Ecology of Veliidae and Mesoveliidae (Heteroptera: Gerromorpha)in Central Europe / Ecology of Veliidae and Mesoveliidae (Heteroptera: Gerromorpha)in Central EuropeDITRICH, Tomáš January 2010 (has links)
Ecology of Veliidae and Mesoveliidae (Hemiptera: Heteroptera: Gerromorpha) was studied in selected European species. The research of these non-gerrid semiaquatic bugs was especially focused on voltinism, overwintering with physiological consequences and wing polymorphism with dispersal pattern. Hypotheses based on data from field surveys were tested by laboratory, mesocosm and field experiments. New data on life history traits and their ecophysiological consequences are discussed in seven original research papers (four published journal papers, two submitted papers and one communication in conference proceedings), creating core of this thesis.

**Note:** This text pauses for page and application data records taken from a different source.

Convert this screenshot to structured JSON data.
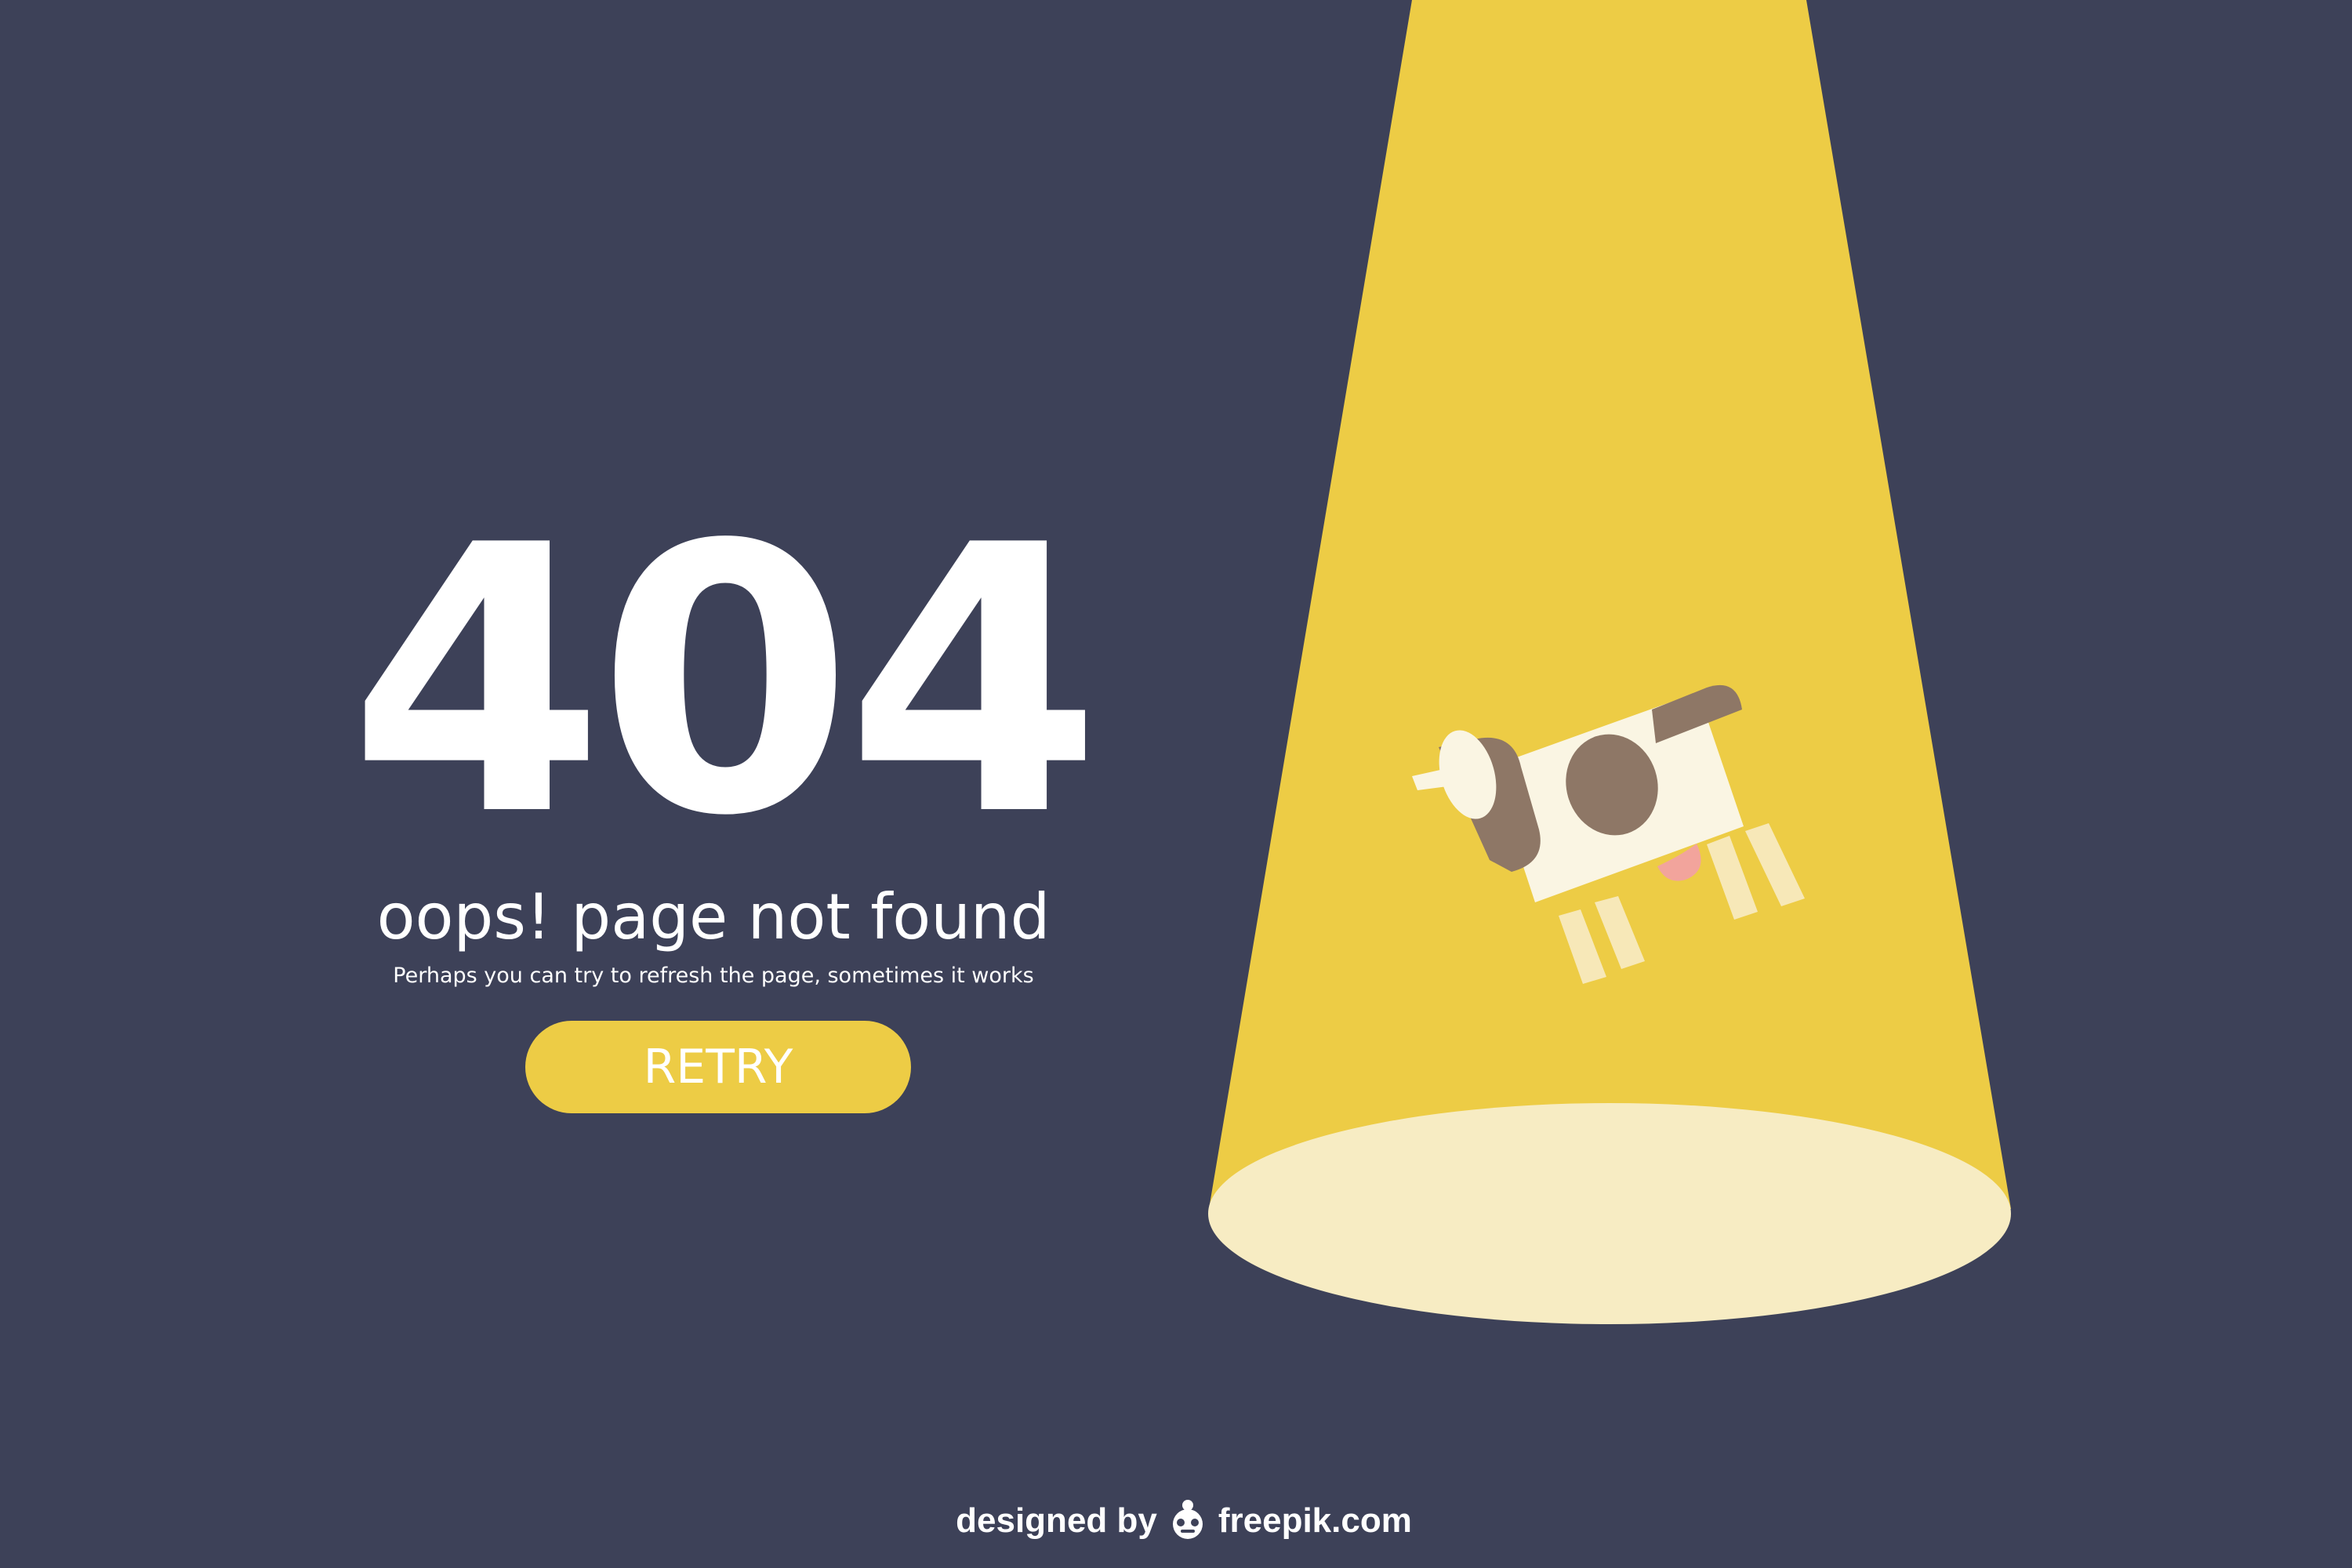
{
  "error": {
    "code": "404",
    "title": "oops! page not found",
    "subtitle": "Perhaps you can try to refresh the page, sometimes it works",
    "retry_label": "RETRY"
  },
  "credit": {
    "prefix": "designed by",
    "brand": "freepik.com",
    "logo_icon": "freepik-logo-icon"
  },
  "illustration": {
    "subject": "cow-icon",
    "light": "spotlight-icon"
  },
  "colors": {
    "background": "#3d4158",
    "spotlight": "#edcc45",
    "spotlight_floor": "#f7ecc3",
    "button": "#edcc45",
    "text": "#ffffff",
    "cow_body": "#faf5e3",
    "cow_spots": "#8e7766",
    "cow_udder": "#f2a49c",
    "cow_legs": "#f7e8b8"
  }
}
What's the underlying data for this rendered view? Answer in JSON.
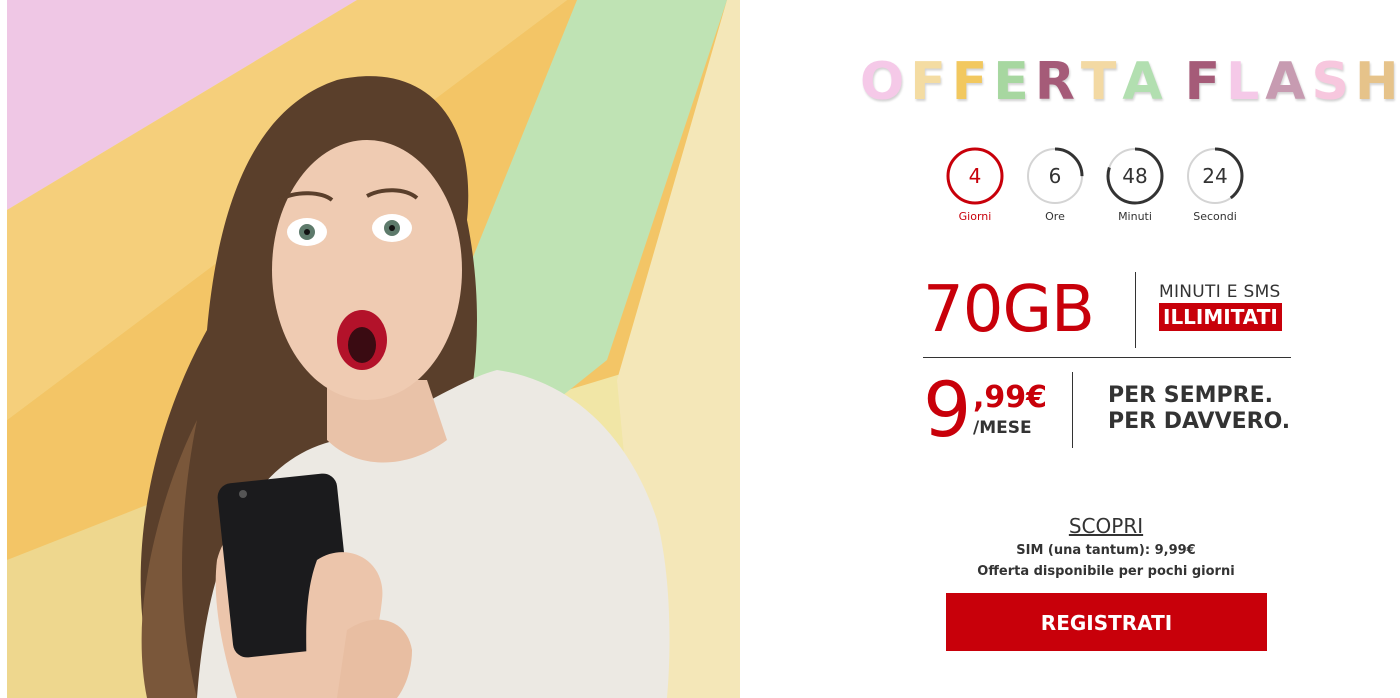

Ecophysiological study on the alternative life cycles of males in the Japanese common grass yellow Eurema mandarina / キタキチョウのオスの生活史二型に関する生理生態学的研究Konagaya, Tatsuro 26 March 2018 (has links)
Kyoto University (京都大学) / 0048 / 新制・課程博士 / 博士(理学) / 甲第20954号 / 理博第4406号 / 新制||理||1633(附属図書館) / 京都大学大学院理学研究科生物科学専攻 / (主査)教授 沼田 英治, 准教授 森 哲, 教授 中川 尚史 / 学位規則第4条第1項該当
Bova, Jacob Edward
05 December 2018
The La Crosse virus (LACV) is an emerging pathogen in the Appalachian region of the United States. The virus maintains a complex natural cycle through horizontal transmission with sciurid rodents and Aedes mosquitoes in Virginia. Transovarial transmission also occurs in this host-parasite system and has evolved for the virus to persist through winter. The virus perpetuates in diapause induced embryos and infects naive rodents the following spring. As global temperatures rise, it is imperative we evaluate how the virus and its vectors overwinter. We conducted experiments to evaluate and determine the diapause induction, or prediapause stage, in Aedes japonicus japonicus, and the ecophysiology and low temperature biology of how LACV affects Aedes triseriatus and Aedes albopictus embryos at low temperatures. We found that the prediapause stage of Ae. j. japonicus is the maternal stage, the developing adult female that lays diapause eggs. This more closely resembles Ae. albopictus and not Ae. triseriatus. As measured in the field and laboratory, LACV has a clear negative effect on the ability of Ae. triseriatus and Ae. albopictus to survive the winter. There was no major effect of LACV infection on the ability of these two species to enter diapause or their critical photoperiods, but there was a significant negative effect of LACV infection on survivorship of embryos that were placed in their natural habitat and in their susceptibility to low temperatures. LACV infection had a more significant negative effect on Ae. albopictus than on Ae. triseriatus and suggests that Ae. albopictus is a subordinate vector relative to Ae. triseriatus in the maintenance of the virus over the winter season. Our findings highlight the need for the increased surveillance of LACV as temperatures continue to rise due to climate change. / PHD
Page generated in 0.0873 seconds